| About this task |
Start to finish, return the listing exactly as written.
----------------------------------------
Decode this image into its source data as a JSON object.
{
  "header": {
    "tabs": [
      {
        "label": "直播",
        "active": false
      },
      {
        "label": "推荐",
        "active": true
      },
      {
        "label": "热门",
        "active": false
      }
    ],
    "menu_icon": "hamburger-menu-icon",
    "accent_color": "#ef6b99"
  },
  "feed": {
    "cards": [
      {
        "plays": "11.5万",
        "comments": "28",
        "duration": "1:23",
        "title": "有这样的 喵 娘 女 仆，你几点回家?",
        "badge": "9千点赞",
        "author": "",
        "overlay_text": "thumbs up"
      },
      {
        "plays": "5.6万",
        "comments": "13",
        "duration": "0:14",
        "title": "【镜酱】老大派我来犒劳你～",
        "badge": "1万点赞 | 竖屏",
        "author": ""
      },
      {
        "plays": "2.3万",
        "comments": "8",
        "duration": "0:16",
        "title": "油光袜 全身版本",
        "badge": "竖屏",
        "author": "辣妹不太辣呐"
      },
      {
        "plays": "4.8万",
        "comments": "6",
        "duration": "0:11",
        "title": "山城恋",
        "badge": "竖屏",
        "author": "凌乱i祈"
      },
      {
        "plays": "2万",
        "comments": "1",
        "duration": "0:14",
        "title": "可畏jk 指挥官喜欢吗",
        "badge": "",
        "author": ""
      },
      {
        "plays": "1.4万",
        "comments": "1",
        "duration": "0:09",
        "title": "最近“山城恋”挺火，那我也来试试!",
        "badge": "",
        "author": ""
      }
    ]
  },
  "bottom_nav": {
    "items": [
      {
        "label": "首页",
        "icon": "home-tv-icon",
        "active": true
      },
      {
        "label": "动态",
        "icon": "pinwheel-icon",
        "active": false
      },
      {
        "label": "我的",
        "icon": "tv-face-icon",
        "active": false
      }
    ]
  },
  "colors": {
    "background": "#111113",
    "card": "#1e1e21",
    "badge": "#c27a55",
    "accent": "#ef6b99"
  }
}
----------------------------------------
| Exercise response |
Decode this image into its source data as a JSON object.
{
  "header": {
    "tabs": [
      {
        "label": "直播",
        "active": false
      },
      {
        "label": "推荐",
        "active": true
      },
      {
        "label": "热门",
        "active": false
      }
    ],
    "menu_icon": "hamburger-menu-icon",
    "accent_color": "#ef6b99"
  },
  "feed": {
    "cards": [
      {
        "plays": "11.5万",
        "comments": "28",
        "duration": "1:23",
        "title": "有这样的 喵 娘 女 仆，你几点回家?",
        "badge": "9千点赞",
        "author": "",
        "overlay_text": "thumbs up"
      },
      {
        "plays": "5.6万",
        "comments": "13",
        "duration": "0:14",
        "title": "【镜酱】老大派我来犒劳你～",
        "badge": "1万点赞 | 竖屏",
        "author": ""
      },
      {
        "plays": "2.3万",
        "comments": "8",
        "duration": "0:16",
        "title": "油光袜 全身版本",
        "badge": "竖屏",
        "author": "辣妹不太辣呐"
      },
      {
        "plays": "4.8万",
        "comments": "6",
        "duration": "0:11",
        "title": "山城恋",
        "badge": "竖屏",
        "author": "凌乱i祈"
      },
      {
        "plays": "2万",
        "comments": "1",
        "duration": "0:14",
        "title": "可畏jk 指挥官喜欢吗",
        "badge": "",
        "author": ""
      },
      {
        "plays": "1.4万",
        "comments": "1",
        "duration": "0:09",
        "title": "最近“山城恋”挺火，那我也来试试!",
        "badge": "",
        "author": ""
      }
    ]
  },
  "bottom_nav": {
    "items": [
      {
        "label": "首页",
        "icon": "home-tv-icon",
        "active": true
      },
      {
        "label": "动态",
        "icon": "pinwheel-icon",
        "active": false
      },
      {
        "label": "我的",
        "icon": "tv-face-icon",
        "active": false
      }
    ]
  },
  "colors": {
    "background": "#111113",
    "card": "#1e1e21",
    "badge": "#c27a55",
    "accent": "#ef6b99"
  }
}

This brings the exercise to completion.